Auditor General indicts assemblies that generate less revenue but overspend

BY: Kester Aburam Korankye
Mr Johnson Akuamoah-Asiedu — Ag. Auditor-General
Mr Johnson Akuamoah-Asiedu — Ag. Auditor-General

The Auditor General has indicted local assemblies for consistently overspending their budget although they generate very little internally to support internal operations.

In its 2020 Auditor General’s report, which was presented to Parliament in June, the Auditor General found that 215 metropolitan, municipal and district assemblies (MMDAs) exceeded their approved budget for goods and services, compensation of employees, capital expenditures and other expenditures by GH¢8.83 billion during the 2020 financial year.

Also joined in the charge are 18 ministries, departments and agencies (MDAs).

“Our review of actual expenditure against budget showed that 18 MDAs and 215 MMDAs exceeded their approved budget for goods and services, other expenditure, compensation of employees and capital expenditures by GH¢8,827,394,033 during the 2020 financial year.

“We noted that funds totalling GH¢4.98 billion were reallocated to the 18 MDAs from the Central Vote, thereby increasing their overall budget. The reallocations, notwithstanding, they still exceeded their budget,” the report stated.

CAG reaction

In a reaction, the Controller and Accountant General (CAG) explained that the budget overruns were as a result of reallocation from the centralised votes to specific government entities within the same appropriation in line with Section 29 of the PFM Act.

CAG added that the reallocation was done by the Minister of Finance to enable the covered entities to execute specific functions that were not provided for in the original budget.

He said in spite of the overruns by the affected covered entities, the overall appropriation for 2020 was not exceeded.

However, the Auditor General insisted that there was still an overrun on their budgets after the reallocation and accordingly urged the Ministry of Finance to provide the CAGD with the budget categories of the reallocated funds to enable the CAGD to monitor the actual expenditure of covered entities to prevent budget overruns.

The overruns occurred in spite of the fact that all the assemblies in the country generated less than half a billion internally for their operations last year.

The recurring of budget overrun, the report said, did not ensure effective and efficient budgetary control.

No work

The report also revealed that the Administrator of the District Assembly Common Fund (DACF) made payments to a private entity for no work done.

The report said the administrator paid Zoomlion Ghana Ltd a total amount of GH¢3.8 million for fumigation and other services for 38 newly created assemblies for the first quarter of 2018, when the assemblies had not begun work.

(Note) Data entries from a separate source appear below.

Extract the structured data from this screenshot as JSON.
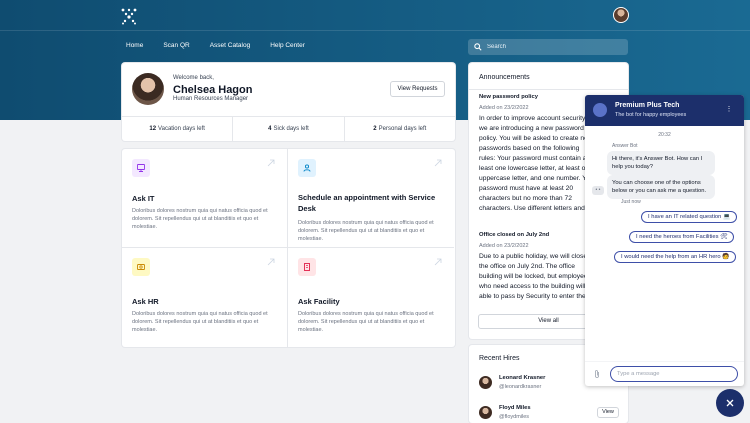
{
  "nav": {
    "items": [
      "Home",
      "Scan QR",
      "Asset Catalog",
      "Help Center"
    ]
  },
  "search": {
    "placeholder": "Search"
  },
  "profile": {
    "welcome": "Welcome back,",
    "name": "Chelsea Hagon",
    "role": "Human Resources Manager",
    "view_requests": "View Requests",
    "stats": [
      {
        "value": "12",
        "label": "Vacation days left"
      },
      {
        "value": "4",
        "label": "Sick days left"
      },
      {
        "value": "2",
        "label": "Personal days left"
      }
    ]
  },
  "tiles": [
    {
      "title": "Ask IT",
      "desc": "Doloribus dolores nostrum quia qui natus officia quod et dolorem. Sit repellendus qui ut at blanditiis et quo et molestiae.",
      "icon": "monitor-icon",
      "color": "#9333ea",
      "bg": "#f3e8ff"
    },
    {
      "title": "Schedule an appointment with Service Desk",
      "desc": "Doloribus dolores nostrum quia qui natus officia quod et dolorem. Sit repellendus qui ut at blanditiis et quo et molestiae.",
      "icon": "users-icon",
      "color": "#0284c7",
      "bg": "#e0f2fe"
    },
    {
      "title": "Ask HR",
      "desc": "Doloribus dolores nostrum quia qui natus officia quod et dolorem. Sit repellendus qui ut at blanditiis et quo et molestiae.",
      "icon": "cash-icon",
      "color": "#ca8a04",
      "bg": "#fef9c3"
    },
    {
      "title": "Ask Facility",
      "desc": "Doloribus dolores nostrum quia qui natus officia quod et dolorem. Sit repellendus qui ut at blanditiis et quo et molestiae.",
      "icon": "building-icon",
      "color": "#e11d48",
      "bg": "#ffe4e6"
    }
  ],
  "announcements": {
    "header": "Announcements",
    "items": [
      {
        "title": "New password policy",
        "date": "Added on 23/2/2022",
        "body": "In order to improve account security, we are introducing a new password policy. You will be asked to create new passwords based on the following rules: Your password must contain at least one lowercase letter, at least one uppercase letter, and one number. Your password must have at least 20 characters but no more than 72 characters. Use different letters and numbers so that it can be easily guessed."
      },
      {
        "title": "Office closed on July 2nd",
        "date": "Added on 23/2/2022",
        "body": "Due to a public holiday, we will close the office on July 2nd. The office building will be locked, but employees who need access to the building will be able to pass by Security to enter the office."
      }
    ],
    "view_all": "View all"
  },
  "hires": {
    "title": "Recent Hires",
    "people": [
      {
        "name": "Leonard Krasner",
        "handle": "@leonardkrasner",
        "view": "View"
      },
      {
        "name": "Floyd Miles",
        "handle": "@floydmiles",
        "view": "View"
      }
    ]
  },
  "chat": {
    "title": "Premium Plus Tech",
    "subtitle": "The bot for happy employees",
    "time": "20:32",
    "bot_name": "Answer Bot",
    "messages": [
      "Hi there, it's Answer Bot. How can I help you today?",
      "You can choose one of the options below or you can ask me a question."
    ],
    "bot_avatar": "• •",
    "just_now": "Just now",
    "quick_replies": [
      "I have an IT related question 💻",
      "I need the heroes from Facilities 🛠",
      "I would need the help from an HR hero 🧑"
    ],
    "input_placeholder": "Type a message"
  },
  "colors": {
    "header_gradient_start": "#0f4c70",
    "header_gradient_end": "#1a6a93",
    "chat_accent": "#1c2f6b"
  }
}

The report explained that the assemblies were inaugurated in March 2018 and their agreements with Zoomlion Ghana Ltd took effect from April 2018.

“We consider the payment to be unjustified and a loss to the Fund, as the allocation to the newly created assemblies did not warrant payment to Zoomlion for no work done,” it stated.

Response

In response, the administrator indicated that Zoomlion Ltd would perform extra services to cover the payment.

However, the Auditor General recommended that the administrator should rather provide evidence of scope of work undertaken by Zoomlion Ltd to offset the payment or recover the said amount from Zoomlion Ghana Ltd.

PAC mandate

The acting Auditor General, Mr Johnson Akuamoah-Asiedu, told the Daily Graphic in an interview that the details of the expenditure of the various entities that overran their budgets would determine if there had been some underhand dealings in their operations or not.

He said the details of the reports, which were available to the Public Accounts Committee (PAC), would help the lawmakers to determine any infractions and recommend the appropriate sanctions.

Irregularities not necessarily stealing

He added that the mandate of auditors on the field was to report any irregularities in the operations of an entity, explaining that not all irregularities amounted to corruption or stolen money.

“If you see a table of some irregularities, there are several areas, including contract irregularity, cash irregularity, procurement irregularity, among others, so we explained to them that it was our mandate to report any irregularity but all irregularities don’t mean cash stolen or corruption,” he said.

Mr Akuamoah-Asiedu explained that for example if you had budgeted that you were going to buy a bottle of water and you bought a cup instead, that might be useful for an organisation though that was not originally budgeted for. In the face of the law it is an irregularity but no money has been stolen.

“So for the implementation of our recommendations, I believe it is in the domain of the PAC to act upon it,” he said.